Making Pecorino Under the Tuscan Sun

Italy felt like my adopted home after seven years of leading trips there. In early 2020, I finally decided to make it my full-time year-round home. Suddenly, however, with the onset of the pandemic, the life I had built was quickly unraveling. Work in the travel industry dried up around the world and the return to la bella vita that I had known seemed uncertain.

From Backroads to Garden Rows 

Rather than despair at the state of the world, I enrolled in a one-year graduate program in Agroecology & Food Sovereignty at the University of Gastronomic Sciences in Pollenzo, Italy. 

The first farm I worked for is owned by an American couple – Francesca being the descendant of an Italian novelist who, in 1925, bought the farm as a writing retreat.

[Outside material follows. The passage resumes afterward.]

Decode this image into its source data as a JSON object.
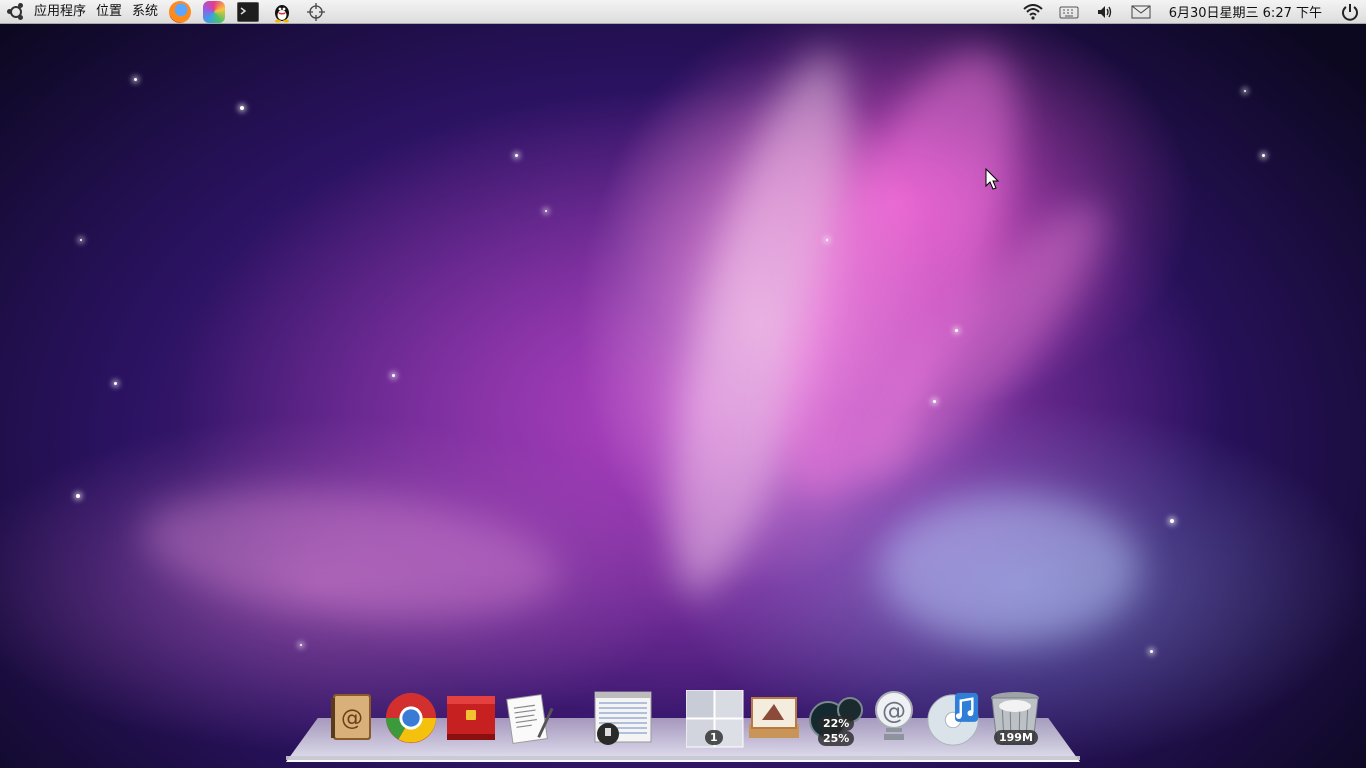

At this farm, called Spannocchia, I worked in the organic garden harvesting spring crops like fava beans, peas and artichokes and planting summer crops like eggplants, zucchini and tomatoes.

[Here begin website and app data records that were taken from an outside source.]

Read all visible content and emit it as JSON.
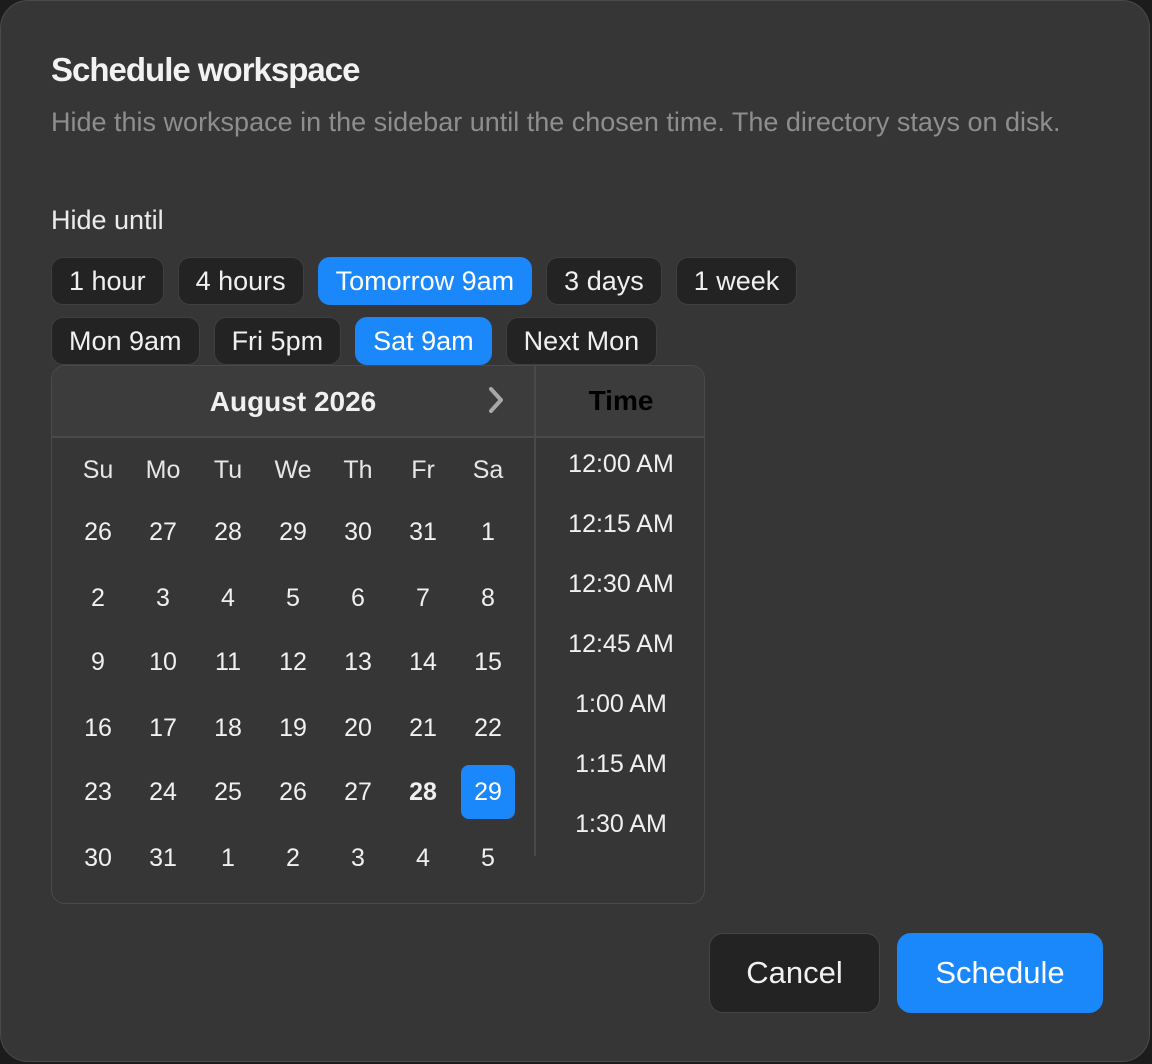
{
  "dialog": {
    "title": "Schedule workspace",
    "description": "Hide this workspace in the sidebar until the chosen time. The directory stays on disk.",
    "hide_label": "Hide until"
  },
  "presets_row1": [
    {
      "label": "1 hour",
      "active": false
    },
    {
      "label": "4 hours",
      "active": false
    },
    {
      "label": "Tomorrow 9am",
      "active": true
    },
    {
      "label": "3 days",
      "active": false
    },
    {
      "label": "1 week",
      "active": false
    }
  ],
  "presets_row2": [
    {
      "label": "Mon 9am",
      "active": false
    },
    {
      "label": "Fri 5pm",
      "active": false
    },
    {
      "label": "Sat 9am",
      "active": true
    },
    {
      "label": "Next Mon",
      "active": false
    }
  ],
  "calendar": {
    "month_label": "August 2026",
    "next_icon": "chevron-right-icon",
    "weekdays": [
      "Su",
      "Mo",
      "Tu",
      "We",
      "Th",
      "Fr",
      "Sa"
    ],
    "weeks": [
      [
        "26",
        "27",
        "28",
        "29",
        "30",
        "31",
        "1"
      ],
      [
        "2",
        "3",
        "4",
        "5",
        "6",
        "7",
        "8"
      ],
      [
        "9",
        "10",
        "11",
        "12",
        "13",
        "14",
        "15"
      ],
      [
        "16",
        "17",
        "18",
        "19",
        "20",
        "21",
        "22"
      ],
      [
        "23",
        "24",
        "25",
        "26",
        "27",
        "28",
        "29"
      ],
      [
        "30",
        "31",
        "1",
        "2",
        "3",
        "4",
        "5"
      ]
    ],
    "today": "28",
    "selected": "29"
  },
  "time": {
    "header": "Time",
    "slots": [
      "12:00 AM",
      "12:15 AM",
      "12:30 AM",
      "12:45 AM",
      "1:00 AM",
      "1:15 AM",
      "1:30 AM"
    ]
  },
  "actions": {
    "cancel_label": "Cancel",
    "schedule_label": "Schedule"
  },
  "colors": {
    "accent": "#1a87fb",
    "dialog_bg": "#363636",
    "chip_bg": "#232323"
  }
}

The property encompasses a huge forest which helps sustain the heritage pig breed they raise, the cinta senese, with acorns and wild mushrooms. The cinta senese pig was a crucial part of the economy of the medieval city of Siena and its territories, but today it’s best known for the wonderful salumi products it makes, like prosciutto. At Spannochia they make the salumi right on the farm!

Growing Pecorino